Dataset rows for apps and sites
=== Begin Enclosure ===
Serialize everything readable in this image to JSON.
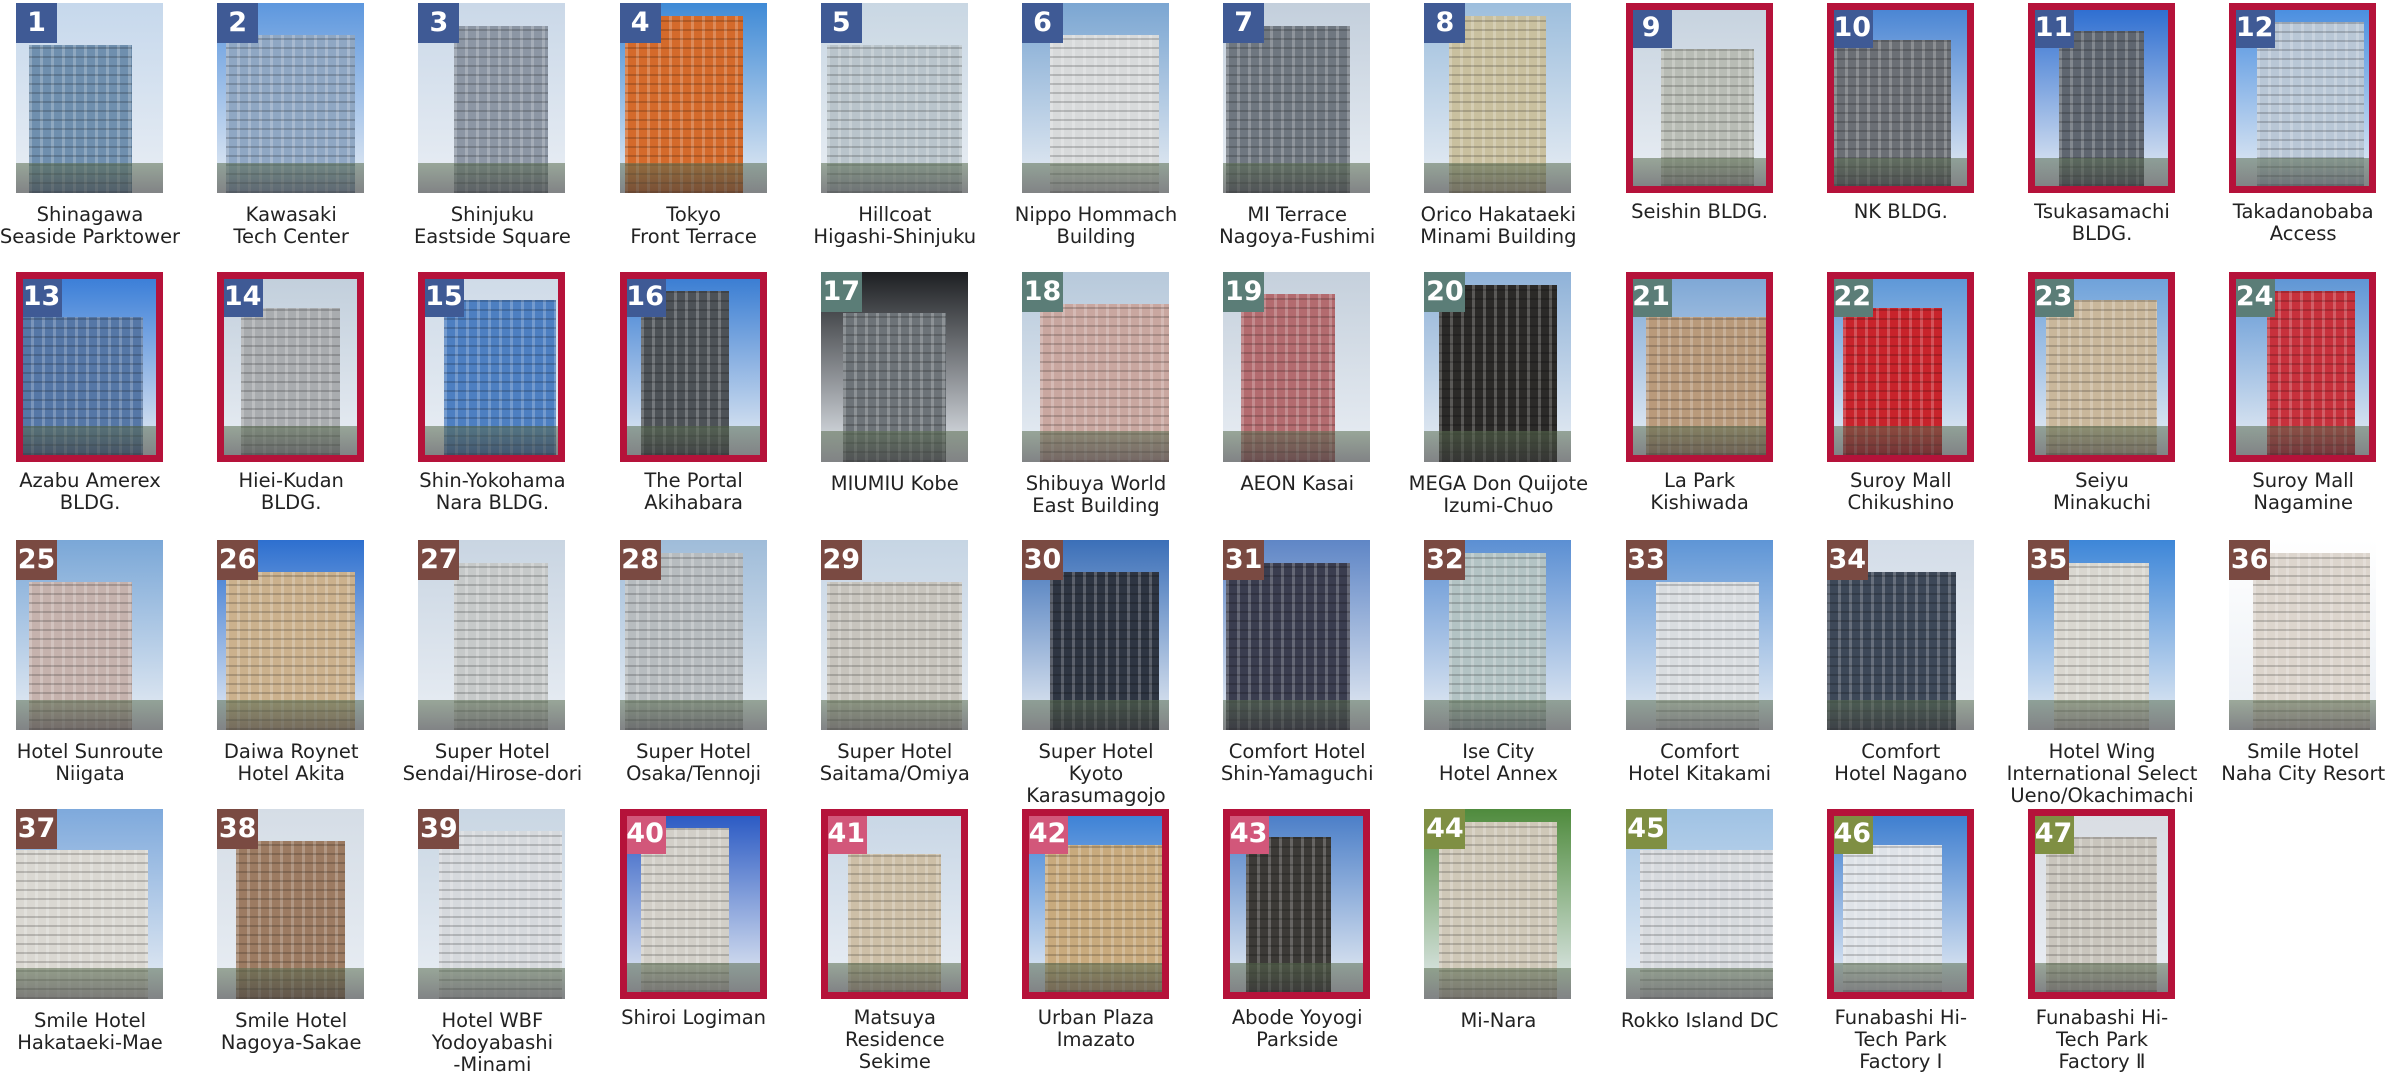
{
  "colors": {
    "highlight_border": "#b5123a",
    "category_badge": [
      "#3f5a95",
      "#5b7d77",
      "#7a4a42",
      "#d2577a",
      "#7f8f43"
    ]
  },
  "properties": [
    {
      "num": "1",
      "name": "Shinagawa\nSeaside Parktower",
      "badge_color": "#3f5a95",
      "highlighted": false,
      "sky": "#c6d8ec",
      "bldg": "#6f8fae"
    },
    {
      "num": "2",
      "name": "Kawasaki\nTech Center",
      "badge_color": "#3f5a95",
      "highlighted": false,
      "sky": "#5d97de",
      "bldg": "#8fa7c3"
    },
    {
      "num": "3",
      "name": "Shinjuku\nEastside Square",
      "badge_color": "#3f5a95",
      "highlighted": false,
      "sky": "#cad8e8",
      "bldg": "#8c96a4"
    },
    {
      "num": "4",
      "name": "Tokyo\nFront Terrace",
      "badge_color": "#3f5a95",
      "highlighted": false,
      "sky": "#3f8ad6",
      "bldg": "#d46a2b"
    },
    {
      "num": "5",
      "name": "Hillcoat\nHigashi-Shinjuku",
      "badge_color": "#3f5a95",
      "highlighted": false,
      "sky": "#c9d7e3",
      "bldg": "#b9c4cb"
    },
    {
      "num": "6",
      "name": "Nippo Hommach\nBuilding",
      "badge_color": "#3f5a95",
      "highlighted": false,
      "sky": "#7ba6d2",
      "bldg": "#d8dadb"
    },
    {
      "num": "7",
      "name": "MI Terrace\nNagoya-Fushimi",
      "badge_color": "#3f5a95",
      "highlighted": false,
      "sky": "#c3cfdc",
      "bldg": "#6f7780"
    },
    {
      "num": "8",
      "name": "Orico Hakataeki\nMinami Building",
      "badge_color": "#3f5a95",
      "highlighted": false,
      "sky": "#9dbedd",
      "bldg": "#c9c09f"
    },
    {
      "num": "9",
      "name": "Seishin BLDG.",
      "badge_color": "#3f5a95",
      "highlighted": true,
      "sky": "#c7d3df",
      "bldg": "#b8bcb5"
    },
    {
      "num": "10",
      "name": "NK BLDG.",
      "badge_color": "#3f5a95",
      "highlighted": true,
      "sky": "#4b86d4",
      "bldg": "#6b6f75"
    },
    {
      "num": "11",
      "name": "Tsukasamachi\nBLDG.",
      "badge_color": "#3f5a95",
      "highlighted": true,
      "sky": "#2f6fd1",
      "bldg": "#5f6670"
    },
    {
      "num": "12",
      "name": "Takadanobaba\nAccess",
      "badge_color": "#3f5a95",
      "highlighted": true,
      "sky": "#4b8fe0",
      "bldg": "#b9c7d6"
    },
    {
      "num": "13",
      "name": "Azabu Amerex\nBLDG.",
      "badge_color": "#3f5a95",
      "highlighted": true,
      "sky": "#3c7fd8",
      "bldg": "#5577a6"
    },
    {
      "num": "14",
      "name": "Hiei-Kudan\nBLDG.",
      "badge_color": "#3f5a95",
      "highlighted": true,
      "sky": "#c2cfdc",
      "bldg": "#a9acaf"
    },
    {
      "num": "15",
      "name": "Shin-Yokohama\nNara BLDG.",
      "badge_color": "#3f5a95",
      "highlighted": true,
      "sky": "#cfdbe8",
      "bldg": "#4d7fc1"
    },
    {
      "num": "16",
      "name": "The Portal\nAkihabara",
      "badge_color": "#3f5a95",
      "highlighted": true,
      "sky": "#3b7ed3",
      "bldg": "#4d5257"
    },
    {
      "num": "17",
      "name": "MIUMIU Kobe",
      "badge_color": "#5b7d77",
      "highlighted": false,
      "sky": "#1d1f22",
      "bldg": "#6d7378"
    },
    {
      "num": "18",
      "name": "Shibuya World\nEast Building",
      "badge_color": "#5b7d77",
      "highlighted": false,
      "sky": "#b7c9db",
      "bldg": "#c9a7a0"
    },
    {
      "num": "19",
      "name": "AEON Kasai",
      "badge_color": "#5b7d77",
      "highlighted": false,
      "sky": "#c5d0dc",
      "bldg": "#b36b6f"
    },
    {
      "num": "20",
      "name": "MEGA Don Quijote\nIzumi-Chuo",
      "badge_color": "#5b7d77",
      "highlighted": false,
      "sky": "#8fb2d8",
      "bldg": "#2b2a28"
    },
    {
      "num": "21",
      "name": "La Park\nKishiwada",
      "badge_color": "#5b7d77",
      "highlighted": true,
      "sky": "#7fa8d6",
      "bldg": "#b99a7b"
    },
    {
      "num": "22",
      "name": "Suroy Mall\nChikushino",
      "badge_color": "#5b7d77",
      "highlighted": true,
      "sky": "#5e98d8",
      "bldg": "#c8232b"
    },
    {
      "num": "23",
      "name": "Seiyu\nMinakuchi",
      "badge_color": "#5b7d77",
      "highlighted": true,
      "sky": "#6fa2da",
      "bldg": "#c9b79b"
    },
    {
      "num": "24",
      "name": "Suroy Mall\nNagamine",
      "badge_color": "#5b7d77",
      "highlighted": true,
      "sky": "#5f96d5",
      "bldg": "#c7313c"
    },
    {
      "num": "25",
      "name": "Hotel Sunroute\nNiigata",
      "badge_color": "#7a4a42",
      "highlighted": false,
      "sky": "#7aa7d7",
      "bldg": "#c5b2ad"
    },
    {
      "num": "26",
      "name": "Daiwa Roynet\nHotel Akita",
      "badge_color": "#7a4a42",
      "highlighted": false,
      "sky": "#2d6fcf",
      "bldg": "#cbb18d"
    },
    {
      "num": "27",
      "name": "Super Hotel\nSendai/Hirose-dori",
      "badge_color": "#7a4a42",
      "highlighted": false,
      "sky": "#c9d5e2",
      "bldg": "#c6c9c9"
    },
    {
      "num": "28",
      "name": "Super Hotel\nOsaka/Tennoji",
      "badge_color": "#7a4a42",
      "highlighted": false,
      "sky": "#9fbcd9",
      "bldg": "#b7bcbf"
    },
    {
      "num": "29",
      "name": "Super Hotel\nSaitama/Omiya",
      "badge_color": "#7a4a42",
      "highlighted": false,
      "sky": "#c6d5e4",
      "bldg": "#c7c4bd"
    },
    {
      "num": "30",
      "name": "Super Hotel\nKyoto\nKarasumagojo",
      "badge_color": "#7a4a42",
      "highlighted": false,
      "sky": "#3b6fb8",
      "bldg": "#2e3542"
    },
    {
      "num": "31",
      "name": "Comfort Hotel\nShin-Yamaguchi",
      "badge_color": "#7a4a42",
      "highlighted": false,
      "sky": "#5f86c6",
      "bldg": "#3a3d4f"
    },
    {
      "num": "32",
      "name": "Ise City\nHotel Annex",
      "badge_color": "#7a4a42",
      "highlighted": false,
      "sky": "#5b8fd3",
      "bldg": "#b3c3c4"
    },
    {
      "num": "33",
      "name": "Comfort\nHotel Kitakami",
      "badge_color": "#7a4a42",
      "highlighted": false,
      "sky": "#5e95d6",
      "bldg": "#d9dde0"
    },
    {
      "num": "34",
      "name": "Comfort\nHotel Nagano",
      "badge_color": "#7a4a42",
      "highlighted": false,
      "sky": "#d4dde8",
      "bldg": "#3d4858"
    },
    {
      "num": "35",
      "name": "Hotel Wing\nInternational Select\nUeno/Okachimachi",
      "badge_color": "#7a4a42",
      "highlighted": false,
      "sky": "#3d86d8",
      "bldg": "#d9d7d0"
    },
    {
      "num": "36",
      "name": "Smile Hotel\nNaha City Resort",
      "badge_color": "#7a4a42",
      "highlighted": false,
      "sky": "#ffffff",
      "bldg": "#dcd5cd"
    },
    {
      "num": "37",
      "name": "Smile Hotel\nHakataeki-Mae",
      "badge_color": "#7a4a42",
      "highlighted": false,
      "sky": "#7ea9dc",
      "bldg": "#dad8d2"
    },
    {
      "num": "38",
      "name": "Smile Hotel\nNagoya-Sakae",
      "badge_color": "#7a4a42",
      "highlighted": false,
      "sky": "#d5dde6",
      "bldg": "#9c7b62"
    },
    {
      "num": "39",
      "name": "Hotel WBF\nYodoyabashi\n-Minami",
      "badge_color": "#7a4a42",
      "highlighted": false,
      "sky": "#c9d6e3",
      "bldg": "#d6d9dd"
    },
    {
      "num": "40",
      "name": "Shiroi Logiman",
      "badge_color": "#d2577a",
      "highlighted": true,
      "sky": "#2c5bc4",
      "bldg": "#d2cfc8"
    },
    {
      "num": "41",
      "name": "Matsuya\nResidence\nSekime",
      "badge_color": "#d2577a",
      "highlighted": true,
      "sky": "#c9d7e6",
      "bldg": "#cdbfa7"
    },
    {
      "num": "42",
      "name": "Urban Plaza\nImazato",
      "badge_color": "#d2577a",
      "highlighted": true,
      "sky": "#3e82d6",
      "bldg": "#c8aa7d"
    },
    {
      "num": "43",
      "name": "Abode Yoyogi\nParkside",
      "badge_color": "#d2577a",
      "highlighted": true,
      "sky": "#4c7fc8",
      "bldg": "#3c3a37"
    },
    {
      "num": "44",
      "name": "Mi-Nara",
      "badge_color": "#7f8f43",
      "highlighted": false,
      "sky": "#4f8b3d",
      "bldg": "#cfc8b8"
    },
    {
      "num": "45",
      "name": "Rokko Island DC",
      "badge_color": "#7f8f43",
      "highlighted": false,
      "sky": "#9fc2e4",
      "bldg": "#d7dade"
    },
    {
      "num": "46",
      "name": "Funabashi Hi-\nTech Park\nFactory Ⅰ",
      "badge_color": "#7f8f43",
      "highlighted": true,
      "sky": "#3f7fd0",
      "bldg": "#dfe3e8"
    },
    {
      "num": "47",
      "name": "Funabashi Hi-\nTech Park\nFactory Ⅱ",
      "badge_color": "#7f8f43",
      "highlighted": true,
      "sky": "#d9dde3",
      "bldg": "#c9c5bd"
    }
  ]
}
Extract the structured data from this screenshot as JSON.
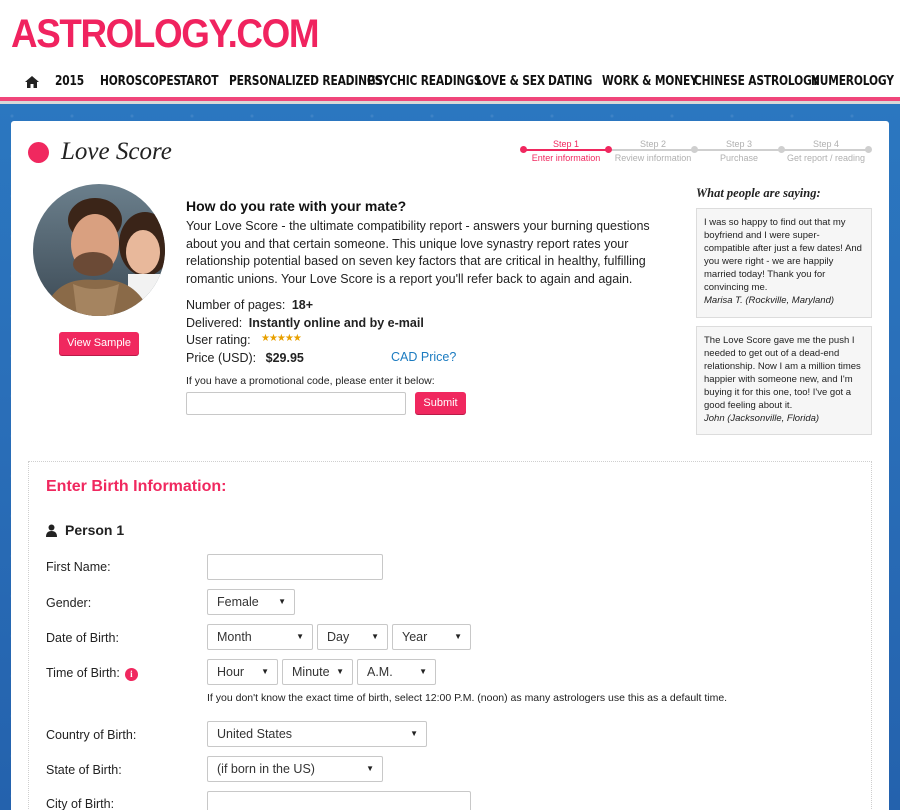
{
  "site": {
    "logo": "ASTROLOGY.COM"
  },
  "nav": {
    "items": [
      {
        "label": "2015"
      },
      {
        "label": "HOROSCOPES"
      },
      {
        "label": "TAROT"
      },
      {
        "label": "PERSONALIZED READINGS"
      },
      {
        "label": "PSYCHIC READINGS"
      },
      {
        "label": "LOVE & SEX"
      },
      {
        "label": "DATING"
      },
      {
        "label": "WORK & MONEY"
      },
      {
        "label": "CHINESE ASTROLOGY"
      },
      {
        "label": "NUMEROLOGY"
      }
    ],
    "home_icon": "home-icon"
  },
  "product": {
    "title": "Love Score",
    "view_sample": "View Sample",
    "question": "How do you rate with your mate?",
    "description": "Your Love Score - the ultimate compatibility report - answers your burning questions about you and that certain someone. This unique love synastry report rates your relationship potential based on seven key factors that are critical in healthy, fulfilling romantic unions. Your Love Score is a report you'll refer back to again and again.",
    "pages_label": "Number of pages:",
    "pages_value": "18+",
    "delivered_label": "Delivered:",
    "delivered_value": "Instantly online and by e-mail",
    "rating_label": "User rating:",
    "rating_stars": 5,
    "price_label": "Price (USD):",
    "price_value": "$29.95",
    "cad_link": "CAD Price?",
    "promo_label": "If you have a promotional code, please enter it below:",
    "promo_value": "",
    "submit": "Submit"
  },
  "steps": [
    {
      "num": "Step 1",
      "label": "Enter information",
      "active": true
    },
    {
      "num": "Step 2",
      "label": "Review information",
      "active": false
    },
    {
      "num": "Step 3",
      "label": "Purchase",
      "active": false
    },
    {
      "num": "Step 4",
      "label": "Get report / reading",
      "active": false
    }
  ],
  "testimonials": {
    "heading": "What people are saying:",
    "items": [
      {
        "text": "I was so happy to find out that my boyfriend and I were super-compatible after just a few dates! And you were right - we are happily married today! Thank you for convincing me.",
        "author": "Marisa T. (Rockville, Maryland)"
      },
      {
        "text": "The Love Score gave me the push I needed to get out of a dead-end relationship. Now I am a million times happier with someone new, and I'm buying it for this one, too! I've got a good feeling about it.",
        "author": "John (Jacksonville, Florida)"
      }
    ]
  },
  "form": {
    "title": "Enter Birth Information:",
    "person": "Person 1",
    "first_name_label": "First Name:",
    "first_name_value": "",
    "gender_label": "Gender:",
    "gender_value": "Female",
    "dob_label": "Date of Birth:",
    "month": "Month",
    "day": "Day",
    "year": "Year",
    "tob_label": "Time of Birth:",
    "hour": "Hour",
    "minute": "Minute",
    "ampm": "A.M.",
    "tob_hint": "If you don't know the exact time of birth, select 12:00 P.M. (noon) as many astrologers use this as a default time.",
    "country_label": "Country of Birth:",
    "country_value": "United States",
    "state_label": "State of Birth:",
    "state_value": "(if born in the US)",
    "city_label": "City of Birth:",
    "city_value": ""
  },
  "colors": {
    "brand": "#f0285f",
    "link": "#1b7bc0",
    "background": "#2b77c0"
  }
}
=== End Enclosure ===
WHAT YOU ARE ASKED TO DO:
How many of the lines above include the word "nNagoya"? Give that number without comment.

FINAL ANSWER:
2